The last time the men’s High Jump World record was broken in a global competition was 33 years ago when East Germany’s Gerd Wessig cleared 2.36m at the 1980 Olympic Games in the Luzhniki Stadium.
The same venue is playing host to this year’s IAAF World Championships, and Ukraine’s Bohdan Bondarenko came respectably close to emulating him on Thursday night.
Bondarenko sailed over a championship record of 2.41m, which added one centimetre to the mark set by Cuba’s Javier Sotomayor two decades ago in Stuttgart 1993, before having two decent attempts at a World record of 2.46m, one centimetre above the standard set by the Cuban a month prior to his triumph in Germany back in 1993.
It was a fantastic night for Ukraine with Bondarenko, following in the footsteps of heptathlete Hanna Melnychenko who won on Tuesday, being roared on by several thousand supporters from his country decked out in their national colours of blue and gold.
For each of his seven jumps, the rhythmic chants alternated between ‘U-krai-na’ and ‘mo-lo-dets’ which roughly translates as ‘go for it’.
Behind Bondarenko, Qatar’s London 2012 Olympic Games bronze medallist Mutaz Essa Barshim bounced back from his recent back worries and cleared 2.38m on his first attempt, just two centimetres shy of his Asian record set earlier this season.
Canada’s Derek Drouin, who accompanied Barshim on to the third step of the podium in London last summer, got his second bronze medal in consecutive major international championships when he also cleared 2.38m, adding two centimetres to his own recent national record, but clearing that height on his second attempt meant he finished third.
The battle for the medals effectively started at 2.32m with eight men attempting that height and Bondarenko passing after sailing clear at 2.29m.
Drouin and Russia’s 2012 Olympic champion Ukhov went over at the first time of asking while USA’s Erik Kynard, Barshim and The Bahamas’ 2007 World champion Donald Thomas managed it with their second attempts. Russia’s 2010 European champion Aleksandr Shustov joined them at the next height with a clearance on his third try.
The bar moved up to 2.35m and Droiun, jumping first of the seven men still in contention, immediately put the pressure on his rivals by slithering over, leaving the bar gently shaking but it stayed on the uprights.

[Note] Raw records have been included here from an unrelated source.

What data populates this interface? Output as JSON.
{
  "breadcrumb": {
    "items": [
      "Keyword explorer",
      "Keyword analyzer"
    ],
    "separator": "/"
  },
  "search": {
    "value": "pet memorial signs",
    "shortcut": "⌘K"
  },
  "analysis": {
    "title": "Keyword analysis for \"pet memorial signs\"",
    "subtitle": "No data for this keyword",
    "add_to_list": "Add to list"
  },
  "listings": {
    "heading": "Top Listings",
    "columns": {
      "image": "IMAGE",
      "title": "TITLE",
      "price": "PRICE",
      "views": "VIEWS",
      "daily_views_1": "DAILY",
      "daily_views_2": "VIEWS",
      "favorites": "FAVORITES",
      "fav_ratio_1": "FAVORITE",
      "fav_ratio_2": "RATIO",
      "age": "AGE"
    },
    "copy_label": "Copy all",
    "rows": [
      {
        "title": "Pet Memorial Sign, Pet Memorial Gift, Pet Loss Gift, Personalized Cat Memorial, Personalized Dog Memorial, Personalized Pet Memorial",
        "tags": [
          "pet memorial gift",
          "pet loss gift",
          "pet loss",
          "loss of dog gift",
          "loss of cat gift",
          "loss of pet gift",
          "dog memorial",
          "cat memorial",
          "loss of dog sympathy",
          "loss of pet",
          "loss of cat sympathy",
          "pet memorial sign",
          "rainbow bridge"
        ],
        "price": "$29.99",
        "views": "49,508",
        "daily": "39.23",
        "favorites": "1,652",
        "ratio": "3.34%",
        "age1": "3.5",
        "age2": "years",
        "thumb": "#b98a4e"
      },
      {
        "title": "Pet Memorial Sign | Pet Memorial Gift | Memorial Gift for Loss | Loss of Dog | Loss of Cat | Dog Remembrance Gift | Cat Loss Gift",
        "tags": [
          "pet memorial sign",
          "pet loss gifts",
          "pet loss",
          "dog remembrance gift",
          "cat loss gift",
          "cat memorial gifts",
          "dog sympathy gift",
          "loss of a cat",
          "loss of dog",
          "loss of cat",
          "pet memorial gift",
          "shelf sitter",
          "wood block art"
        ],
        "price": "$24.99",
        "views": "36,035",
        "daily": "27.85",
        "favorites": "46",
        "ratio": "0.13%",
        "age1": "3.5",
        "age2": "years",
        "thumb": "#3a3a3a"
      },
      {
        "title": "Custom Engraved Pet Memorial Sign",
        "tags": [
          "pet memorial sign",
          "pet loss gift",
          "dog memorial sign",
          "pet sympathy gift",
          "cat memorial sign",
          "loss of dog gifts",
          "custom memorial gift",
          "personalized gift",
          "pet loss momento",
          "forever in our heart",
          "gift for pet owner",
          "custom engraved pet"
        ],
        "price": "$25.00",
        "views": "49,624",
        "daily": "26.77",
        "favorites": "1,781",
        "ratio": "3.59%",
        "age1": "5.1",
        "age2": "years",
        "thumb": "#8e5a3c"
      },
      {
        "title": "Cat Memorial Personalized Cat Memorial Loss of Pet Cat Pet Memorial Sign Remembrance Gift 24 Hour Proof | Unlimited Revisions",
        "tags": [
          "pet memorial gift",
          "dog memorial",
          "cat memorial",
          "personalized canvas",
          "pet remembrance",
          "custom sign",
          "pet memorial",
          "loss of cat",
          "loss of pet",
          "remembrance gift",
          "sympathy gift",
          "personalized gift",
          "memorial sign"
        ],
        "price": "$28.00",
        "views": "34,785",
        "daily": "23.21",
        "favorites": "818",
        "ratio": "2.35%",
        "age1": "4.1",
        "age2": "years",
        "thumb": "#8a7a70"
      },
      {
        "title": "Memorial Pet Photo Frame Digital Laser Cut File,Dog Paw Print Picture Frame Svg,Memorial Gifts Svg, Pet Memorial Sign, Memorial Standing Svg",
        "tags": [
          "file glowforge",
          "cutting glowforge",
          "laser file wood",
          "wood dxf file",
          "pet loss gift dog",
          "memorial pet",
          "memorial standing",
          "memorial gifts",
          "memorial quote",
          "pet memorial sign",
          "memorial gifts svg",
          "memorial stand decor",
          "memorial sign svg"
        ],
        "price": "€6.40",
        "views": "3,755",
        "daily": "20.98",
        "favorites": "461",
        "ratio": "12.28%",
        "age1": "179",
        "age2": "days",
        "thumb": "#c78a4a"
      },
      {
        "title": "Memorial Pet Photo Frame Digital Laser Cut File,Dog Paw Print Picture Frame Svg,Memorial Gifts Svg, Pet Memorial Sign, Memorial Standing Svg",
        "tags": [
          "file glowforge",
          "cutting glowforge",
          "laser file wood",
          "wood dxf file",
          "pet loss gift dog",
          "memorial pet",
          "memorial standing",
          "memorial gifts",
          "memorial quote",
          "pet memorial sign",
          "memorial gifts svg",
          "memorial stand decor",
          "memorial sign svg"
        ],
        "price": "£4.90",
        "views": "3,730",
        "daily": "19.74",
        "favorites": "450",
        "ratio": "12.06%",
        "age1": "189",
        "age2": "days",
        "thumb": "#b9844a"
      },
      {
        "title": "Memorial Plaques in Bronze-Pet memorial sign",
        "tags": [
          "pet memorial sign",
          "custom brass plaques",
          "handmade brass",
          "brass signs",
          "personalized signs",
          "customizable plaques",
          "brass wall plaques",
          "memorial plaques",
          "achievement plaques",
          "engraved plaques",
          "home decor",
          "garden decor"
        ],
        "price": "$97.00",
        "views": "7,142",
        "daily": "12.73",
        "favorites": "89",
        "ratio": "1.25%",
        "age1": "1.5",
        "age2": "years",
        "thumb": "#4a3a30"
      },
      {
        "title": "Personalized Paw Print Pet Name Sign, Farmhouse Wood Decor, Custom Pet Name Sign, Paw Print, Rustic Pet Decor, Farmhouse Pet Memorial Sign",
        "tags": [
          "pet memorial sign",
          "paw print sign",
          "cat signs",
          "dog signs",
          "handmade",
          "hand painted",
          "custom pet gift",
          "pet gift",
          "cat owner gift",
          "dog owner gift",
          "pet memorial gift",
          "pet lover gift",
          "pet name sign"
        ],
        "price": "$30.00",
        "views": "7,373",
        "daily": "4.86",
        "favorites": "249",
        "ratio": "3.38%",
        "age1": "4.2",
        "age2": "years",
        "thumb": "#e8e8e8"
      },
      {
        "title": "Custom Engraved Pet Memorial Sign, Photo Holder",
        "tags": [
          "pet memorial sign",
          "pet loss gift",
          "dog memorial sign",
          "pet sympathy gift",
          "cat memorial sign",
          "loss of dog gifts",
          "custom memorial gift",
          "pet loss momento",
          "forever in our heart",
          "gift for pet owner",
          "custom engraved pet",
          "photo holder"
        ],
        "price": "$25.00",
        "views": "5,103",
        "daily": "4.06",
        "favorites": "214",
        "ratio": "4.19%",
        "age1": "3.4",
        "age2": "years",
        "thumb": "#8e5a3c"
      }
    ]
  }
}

Two attempts later, Bondarenko returned to the fray and soared over, followed in similar fashion by Barshim.
Ukhov, roared to the rafters of the Luzhniki Stadium, also went clear with his first attempt but tickled the bar as he went over.
The two men to go out were USA’s Olympic silver medallist Kynard, perhaps tired after a long season which saw him have his first outdoor competition in late March, and Shustov.
Thomas, jumping last of the six men still involved and having seen four men go clear, realised that he would not be in medal contention even if he were to clear 2.35m with the first attempt, and so decided to pass that height as he had two failures earlier in the competition.
Bondarenko then stunned everyone by audaciously passing 2.38m.
Barshim went well over 2.38m with his first jump while Drouin popped over on his second attempt, leaving the bar shimmering in the Moscow night sky.
With Ukhov, who had previously been flawless, and Thomas notching up three failures, the medals were decided.
After one failure by all three men, Bondarenko then produced what was the gold medal-winning leap at 2.41m by going clear with a massive jump which saw plenty of daylight between the body of the lanky Ukrainian and the bar.
Barshim then decided to have two remaining efforts at 2.44m in a bid for glory while Drouin departed from the event with two more failures at 2.41m.
Barshim then brought the bar down twice at 2.44m, with his second attempt being respectably close, to leave the stage clear for Bondarenko to make his third tilt at a World record this season.
It was not to be but his 2.41m equalled his national record set at the IAAF Diamond League meeting in Lausanne last month and he remains the best jumper in the world for 19 years; and since the halcyon era of Sotomayor in the early 1990s.
Phil Minshull for the IAAF